Stem Cell Virtuoso Yoshiki Sasai Grows Retinas and Brains in the Lab
All it took to grow a retina, it turned out, were a few tweaks, such as a reduction in the concentration of growth factors and the addition of a standard cell-culture ingredient called Matrigel.
The result closely mimics eye development in the embryo. By the sixth day in culture, the brain balls start sprouting balloon-like growths of retinal cells, which then collapse in on themselves to make the double-walled optic cups.
Sasai’s team snip them off — “like taking an apple from a tree”, says Sasai — transfer them to a different culture and let them be. Two weeks later, the cups have formed all six layers of the retina, an architecture that resembles the eye of an 8-day-old mouse (which, at that age, is still blind).
That the cells could drive themselves through this dramatic biomechanical process without surrounding tissues to support them stunned Sasai as much as anyone else.

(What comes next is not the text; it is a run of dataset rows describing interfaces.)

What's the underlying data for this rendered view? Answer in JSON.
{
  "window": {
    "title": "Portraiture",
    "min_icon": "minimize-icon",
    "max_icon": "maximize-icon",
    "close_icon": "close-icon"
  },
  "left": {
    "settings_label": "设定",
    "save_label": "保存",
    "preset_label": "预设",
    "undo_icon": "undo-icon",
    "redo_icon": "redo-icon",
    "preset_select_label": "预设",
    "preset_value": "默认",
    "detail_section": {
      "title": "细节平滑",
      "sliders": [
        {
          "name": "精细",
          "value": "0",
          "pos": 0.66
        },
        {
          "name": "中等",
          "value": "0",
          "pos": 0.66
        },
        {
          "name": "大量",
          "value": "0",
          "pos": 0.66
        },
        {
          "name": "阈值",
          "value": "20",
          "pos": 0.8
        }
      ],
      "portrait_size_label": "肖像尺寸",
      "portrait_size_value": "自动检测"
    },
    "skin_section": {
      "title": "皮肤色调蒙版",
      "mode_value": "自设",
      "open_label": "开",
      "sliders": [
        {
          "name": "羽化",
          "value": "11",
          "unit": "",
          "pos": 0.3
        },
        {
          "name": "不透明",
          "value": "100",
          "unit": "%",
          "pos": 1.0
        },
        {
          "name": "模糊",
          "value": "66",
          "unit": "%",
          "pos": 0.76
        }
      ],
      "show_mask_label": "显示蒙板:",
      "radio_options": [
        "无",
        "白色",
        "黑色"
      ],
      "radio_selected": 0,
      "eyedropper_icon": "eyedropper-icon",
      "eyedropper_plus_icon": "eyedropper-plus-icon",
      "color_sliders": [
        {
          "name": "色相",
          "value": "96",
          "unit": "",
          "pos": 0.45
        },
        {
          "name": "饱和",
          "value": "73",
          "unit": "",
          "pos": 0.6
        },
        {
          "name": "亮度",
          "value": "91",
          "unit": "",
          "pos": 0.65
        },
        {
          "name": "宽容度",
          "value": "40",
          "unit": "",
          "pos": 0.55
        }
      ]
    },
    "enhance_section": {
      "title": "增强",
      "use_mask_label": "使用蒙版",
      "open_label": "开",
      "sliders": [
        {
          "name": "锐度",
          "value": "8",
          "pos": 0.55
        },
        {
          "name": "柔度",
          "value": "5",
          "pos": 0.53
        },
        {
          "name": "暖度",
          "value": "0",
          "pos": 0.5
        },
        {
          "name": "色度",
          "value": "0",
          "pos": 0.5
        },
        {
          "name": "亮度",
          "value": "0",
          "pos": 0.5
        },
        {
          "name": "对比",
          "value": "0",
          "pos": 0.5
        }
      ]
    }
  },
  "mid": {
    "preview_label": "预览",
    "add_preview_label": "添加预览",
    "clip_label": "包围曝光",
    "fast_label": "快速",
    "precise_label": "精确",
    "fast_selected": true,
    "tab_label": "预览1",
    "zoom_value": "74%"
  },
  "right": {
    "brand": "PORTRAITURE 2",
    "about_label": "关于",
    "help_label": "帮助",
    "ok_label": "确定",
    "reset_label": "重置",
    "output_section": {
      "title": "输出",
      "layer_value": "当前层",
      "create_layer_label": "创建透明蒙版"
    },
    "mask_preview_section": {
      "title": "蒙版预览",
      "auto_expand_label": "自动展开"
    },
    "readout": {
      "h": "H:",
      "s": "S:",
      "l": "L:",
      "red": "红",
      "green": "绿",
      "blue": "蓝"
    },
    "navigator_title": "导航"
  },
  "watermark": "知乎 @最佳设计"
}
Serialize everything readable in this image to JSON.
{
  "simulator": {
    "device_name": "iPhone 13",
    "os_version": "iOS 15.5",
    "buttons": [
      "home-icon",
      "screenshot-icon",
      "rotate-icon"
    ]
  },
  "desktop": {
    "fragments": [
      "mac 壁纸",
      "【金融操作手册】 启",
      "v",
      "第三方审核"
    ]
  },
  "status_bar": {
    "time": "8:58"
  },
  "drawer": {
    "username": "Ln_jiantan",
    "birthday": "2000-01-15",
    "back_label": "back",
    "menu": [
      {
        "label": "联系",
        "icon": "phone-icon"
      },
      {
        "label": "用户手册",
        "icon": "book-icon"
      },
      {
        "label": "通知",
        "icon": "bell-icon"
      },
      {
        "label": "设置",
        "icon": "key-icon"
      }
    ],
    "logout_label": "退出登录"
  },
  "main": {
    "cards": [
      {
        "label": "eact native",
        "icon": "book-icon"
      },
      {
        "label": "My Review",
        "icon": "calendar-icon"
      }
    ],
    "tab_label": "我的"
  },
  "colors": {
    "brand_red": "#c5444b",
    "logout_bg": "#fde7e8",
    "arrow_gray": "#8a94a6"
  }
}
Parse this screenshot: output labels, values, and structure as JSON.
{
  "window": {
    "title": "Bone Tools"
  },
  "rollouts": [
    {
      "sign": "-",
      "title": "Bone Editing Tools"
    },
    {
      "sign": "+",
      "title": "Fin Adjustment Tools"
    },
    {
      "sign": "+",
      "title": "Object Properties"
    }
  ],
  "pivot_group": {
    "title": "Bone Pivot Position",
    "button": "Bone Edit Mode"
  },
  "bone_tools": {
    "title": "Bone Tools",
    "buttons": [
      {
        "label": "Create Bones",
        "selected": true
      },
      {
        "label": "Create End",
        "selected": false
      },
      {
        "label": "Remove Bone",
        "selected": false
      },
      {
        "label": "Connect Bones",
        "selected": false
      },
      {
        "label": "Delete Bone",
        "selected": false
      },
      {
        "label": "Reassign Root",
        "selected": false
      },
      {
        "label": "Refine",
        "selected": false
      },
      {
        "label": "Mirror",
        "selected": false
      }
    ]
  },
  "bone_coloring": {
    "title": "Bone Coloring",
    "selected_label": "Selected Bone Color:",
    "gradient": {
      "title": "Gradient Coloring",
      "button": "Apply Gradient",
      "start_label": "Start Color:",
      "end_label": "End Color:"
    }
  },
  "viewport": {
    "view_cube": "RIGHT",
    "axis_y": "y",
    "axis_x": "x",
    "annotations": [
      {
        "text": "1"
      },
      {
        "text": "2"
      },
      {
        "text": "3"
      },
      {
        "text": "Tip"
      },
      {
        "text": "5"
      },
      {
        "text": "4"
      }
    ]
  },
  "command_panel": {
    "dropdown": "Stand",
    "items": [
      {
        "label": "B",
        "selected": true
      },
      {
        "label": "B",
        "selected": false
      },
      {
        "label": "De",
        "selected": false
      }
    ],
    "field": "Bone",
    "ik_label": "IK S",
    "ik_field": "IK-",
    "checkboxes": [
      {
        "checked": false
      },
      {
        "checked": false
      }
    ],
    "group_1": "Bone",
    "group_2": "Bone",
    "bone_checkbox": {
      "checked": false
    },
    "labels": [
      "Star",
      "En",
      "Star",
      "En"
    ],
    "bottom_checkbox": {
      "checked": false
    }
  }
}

“When I saw it, I thought, ‘Oh my god.’ Shape, topology and size are all recapitulated,” he says. Carefully explaining the pun to come, he adds: “In English, when you are surprised, you say ‘eye-popping’ — so we really thought this was eye-popping.”